Your objective →
Pull out each line of the records holding the string "data".

Listed entries →
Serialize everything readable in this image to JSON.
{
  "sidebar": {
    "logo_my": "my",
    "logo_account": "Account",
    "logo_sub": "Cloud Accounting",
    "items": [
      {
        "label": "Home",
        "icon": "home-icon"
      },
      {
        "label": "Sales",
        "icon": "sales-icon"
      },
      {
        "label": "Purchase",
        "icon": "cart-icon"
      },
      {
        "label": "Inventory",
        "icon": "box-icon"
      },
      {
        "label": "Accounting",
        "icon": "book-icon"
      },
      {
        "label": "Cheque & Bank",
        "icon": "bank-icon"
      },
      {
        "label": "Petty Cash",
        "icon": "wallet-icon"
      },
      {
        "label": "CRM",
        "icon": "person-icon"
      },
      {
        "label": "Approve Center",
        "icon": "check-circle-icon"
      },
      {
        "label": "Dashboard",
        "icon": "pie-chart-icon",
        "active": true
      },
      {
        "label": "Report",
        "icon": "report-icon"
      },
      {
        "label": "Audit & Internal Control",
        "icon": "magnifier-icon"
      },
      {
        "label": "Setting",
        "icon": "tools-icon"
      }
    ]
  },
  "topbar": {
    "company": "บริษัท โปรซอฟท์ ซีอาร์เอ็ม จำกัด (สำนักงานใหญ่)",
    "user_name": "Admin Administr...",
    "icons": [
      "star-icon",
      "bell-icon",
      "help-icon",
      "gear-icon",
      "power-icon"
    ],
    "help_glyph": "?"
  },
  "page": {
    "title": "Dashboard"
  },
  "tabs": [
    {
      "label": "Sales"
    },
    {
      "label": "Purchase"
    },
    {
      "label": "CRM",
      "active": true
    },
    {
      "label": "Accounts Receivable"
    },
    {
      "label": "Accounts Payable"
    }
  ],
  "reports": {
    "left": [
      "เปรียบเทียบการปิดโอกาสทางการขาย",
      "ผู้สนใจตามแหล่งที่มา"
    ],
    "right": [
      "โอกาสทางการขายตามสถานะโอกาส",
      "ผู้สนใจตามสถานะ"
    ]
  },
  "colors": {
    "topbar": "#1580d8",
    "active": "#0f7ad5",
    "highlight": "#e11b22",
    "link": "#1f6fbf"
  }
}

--

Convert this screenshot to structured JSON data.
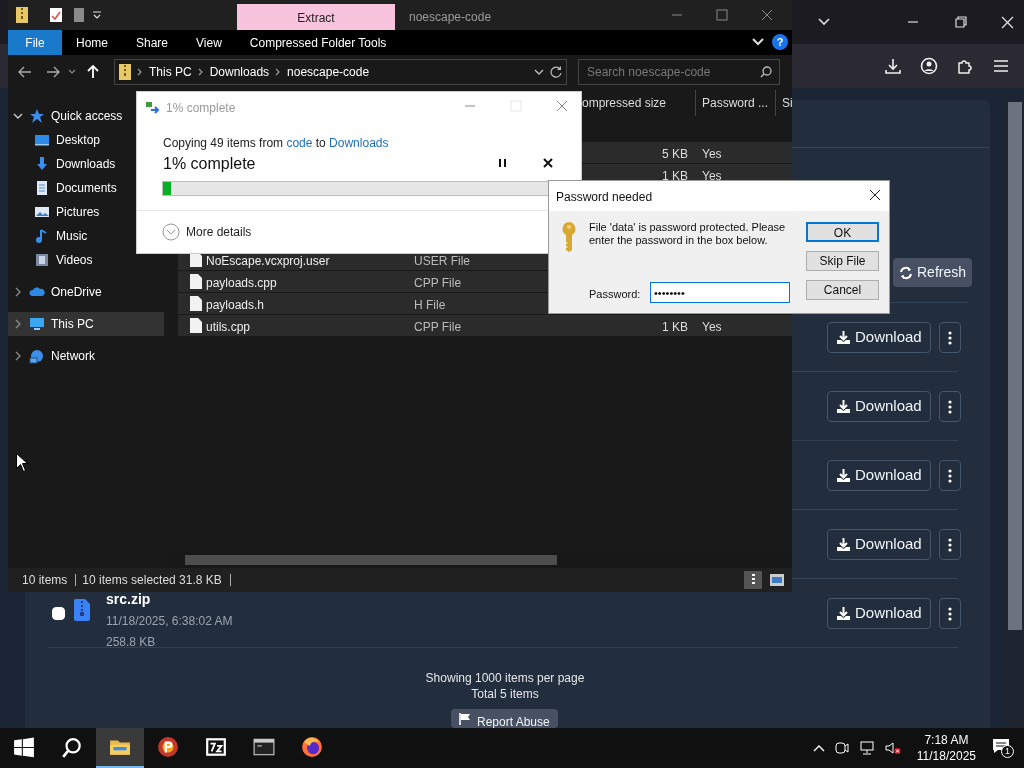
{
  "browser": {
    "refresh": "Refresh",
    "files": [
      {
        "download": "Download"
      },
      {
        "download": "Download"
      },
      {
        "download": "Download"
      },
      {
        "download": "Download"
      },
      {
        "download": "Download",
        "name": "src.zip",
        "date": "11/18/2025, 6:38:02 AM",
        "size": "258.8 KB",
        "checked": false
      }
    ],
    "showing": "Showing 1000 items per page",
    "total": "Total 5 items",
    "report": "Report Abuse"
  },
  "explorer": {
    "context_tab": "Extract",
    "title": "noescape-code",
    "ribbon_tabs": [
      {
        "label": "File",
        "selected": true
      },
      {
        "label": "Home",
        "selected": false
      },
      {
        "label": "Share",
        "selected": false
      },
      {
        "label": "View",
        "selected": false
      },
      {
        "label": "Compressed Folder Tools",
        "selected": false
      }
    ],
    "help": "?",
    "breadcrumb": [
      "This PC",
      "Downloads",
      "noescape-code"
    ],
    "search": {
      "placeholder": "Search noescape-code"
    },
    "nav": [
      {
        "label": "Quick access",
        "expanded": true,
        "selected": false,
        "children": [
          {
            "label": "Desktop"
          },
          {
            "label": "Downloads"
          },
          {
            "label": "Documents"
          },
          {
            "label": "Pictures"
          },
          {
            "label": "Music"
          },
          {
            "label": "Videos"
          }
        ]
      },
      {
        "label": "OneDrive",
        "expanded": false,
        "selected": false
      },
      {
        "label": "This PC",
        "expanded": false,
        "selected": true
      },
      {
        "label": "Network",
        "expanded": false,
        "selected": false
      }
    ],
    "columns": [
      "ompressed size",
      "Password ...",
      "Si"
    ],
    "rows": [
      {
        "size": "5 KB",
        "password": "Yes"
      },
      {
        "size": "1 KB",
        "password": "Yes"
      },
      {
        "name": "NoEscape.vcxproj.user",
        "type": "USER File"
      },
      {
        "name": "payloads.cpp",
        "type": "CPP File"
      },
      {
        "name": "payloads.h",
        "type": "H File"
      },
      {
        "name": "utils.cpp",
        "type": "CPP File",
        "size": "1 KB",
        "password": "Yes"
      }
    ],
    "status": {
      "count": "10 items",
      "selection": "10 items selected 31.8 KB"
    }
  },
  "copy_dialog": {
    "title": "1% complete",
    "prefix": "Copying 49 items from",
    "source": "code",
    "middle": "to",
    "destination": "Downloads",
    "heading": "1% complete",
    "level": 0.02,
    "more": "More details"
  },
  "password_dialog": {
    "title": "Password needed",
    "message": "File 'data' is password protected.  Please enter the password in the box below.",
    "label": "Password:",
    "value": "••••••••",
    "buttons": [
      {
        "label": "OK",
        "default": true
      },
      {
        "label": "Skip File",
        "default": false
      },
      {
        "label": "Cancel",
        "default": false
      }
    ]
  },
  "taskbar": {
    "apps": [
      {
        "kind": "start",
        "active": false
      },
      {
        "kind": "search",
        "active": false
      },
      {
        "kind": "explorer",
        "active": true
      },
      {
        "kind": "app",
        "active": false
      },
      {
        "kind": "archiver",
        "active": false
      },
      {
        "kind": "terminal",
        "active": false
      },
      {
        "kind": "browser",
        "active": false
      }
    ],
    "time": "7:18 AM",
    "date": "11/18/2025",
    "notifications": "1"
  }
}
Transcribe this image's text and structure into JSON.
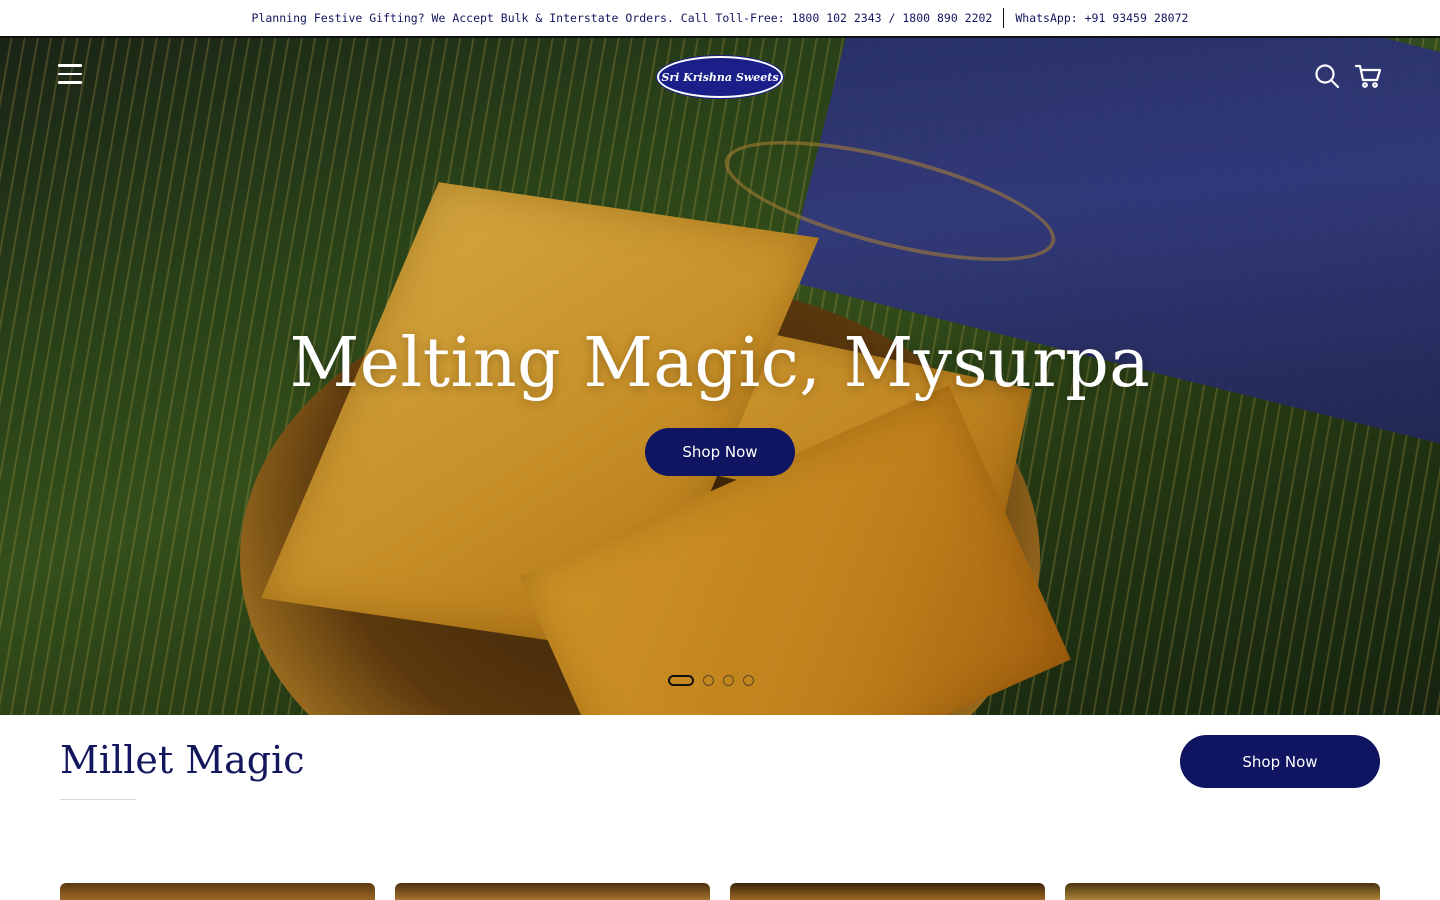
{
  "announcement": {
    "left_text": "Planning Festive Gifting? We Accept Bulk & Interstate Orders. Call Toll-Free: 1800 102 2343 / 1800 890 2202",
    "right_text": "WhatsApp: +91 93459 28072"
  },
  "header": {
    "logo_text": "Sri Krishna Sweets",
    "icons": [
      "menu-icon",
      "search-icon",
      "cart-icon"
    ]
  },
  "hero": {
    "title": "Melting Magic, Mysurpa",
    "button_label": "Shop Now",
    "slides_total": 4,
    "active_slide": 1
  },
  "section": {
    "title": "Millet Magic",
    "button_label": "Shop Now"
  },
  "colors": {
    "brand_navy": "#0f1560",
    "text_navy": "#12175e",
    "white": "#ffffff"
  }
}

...

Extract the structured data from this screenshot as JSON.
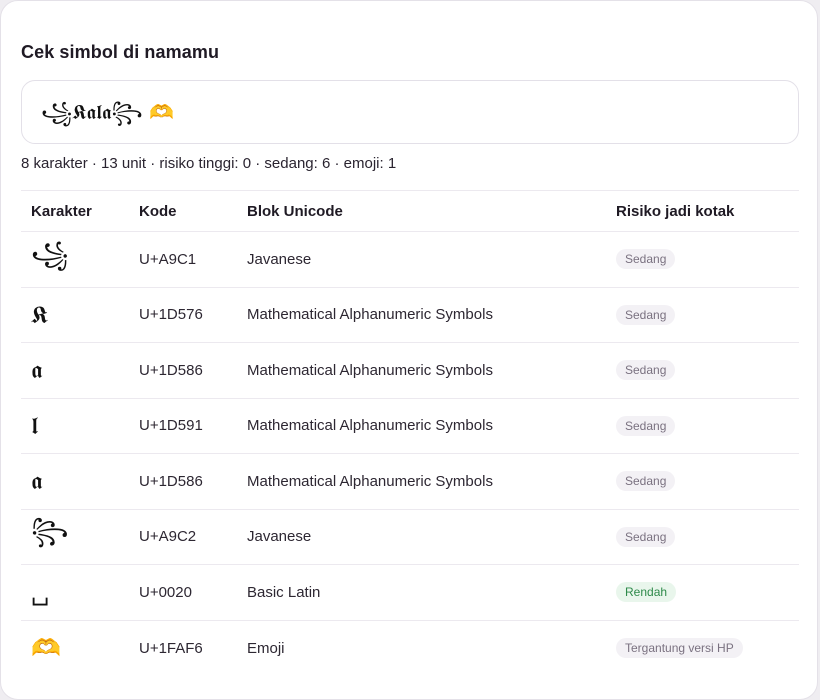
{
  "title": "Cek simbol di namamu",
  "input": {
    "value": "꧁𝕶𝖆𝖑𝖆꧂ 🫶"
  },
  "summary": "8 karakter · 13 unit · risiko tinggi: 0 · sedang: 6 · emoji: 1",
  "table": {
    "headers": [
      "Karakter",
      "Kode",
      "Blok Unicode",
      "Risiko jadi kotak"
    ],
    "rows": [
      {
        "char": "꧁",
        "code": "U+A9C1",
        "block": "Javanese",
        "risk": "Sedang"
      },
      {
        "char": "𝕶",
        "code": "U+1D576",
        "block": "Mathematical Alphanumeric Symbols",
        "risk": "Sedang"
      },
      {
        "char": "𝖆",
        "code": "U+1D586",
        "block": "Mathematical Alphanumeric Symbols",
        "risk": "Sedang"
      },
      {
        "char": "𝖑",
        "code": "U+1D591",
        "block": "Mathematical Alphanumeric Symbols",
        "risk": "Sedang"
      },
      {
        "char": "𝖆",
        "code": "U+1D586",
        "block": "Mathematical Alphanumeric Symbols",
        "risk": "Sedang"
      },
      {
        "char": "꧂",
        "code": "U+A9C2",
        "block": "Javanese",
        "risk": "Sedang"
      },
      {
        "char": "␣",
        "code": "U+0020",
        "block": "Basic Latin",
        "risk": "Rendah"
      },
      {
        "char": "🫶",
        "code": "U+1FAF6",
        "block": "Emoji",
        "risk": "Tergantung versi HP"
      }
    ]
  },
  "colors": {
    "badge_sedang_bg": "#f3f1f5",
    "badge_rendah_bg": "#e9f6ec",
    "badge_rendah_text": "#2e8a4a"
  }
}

Written answer →
Convert this screenshot to structured JSON data.
    "message": "File 'data' is password protected.  Please enter the password in the box below.",
Extract the structured data from this screenshot as JSON.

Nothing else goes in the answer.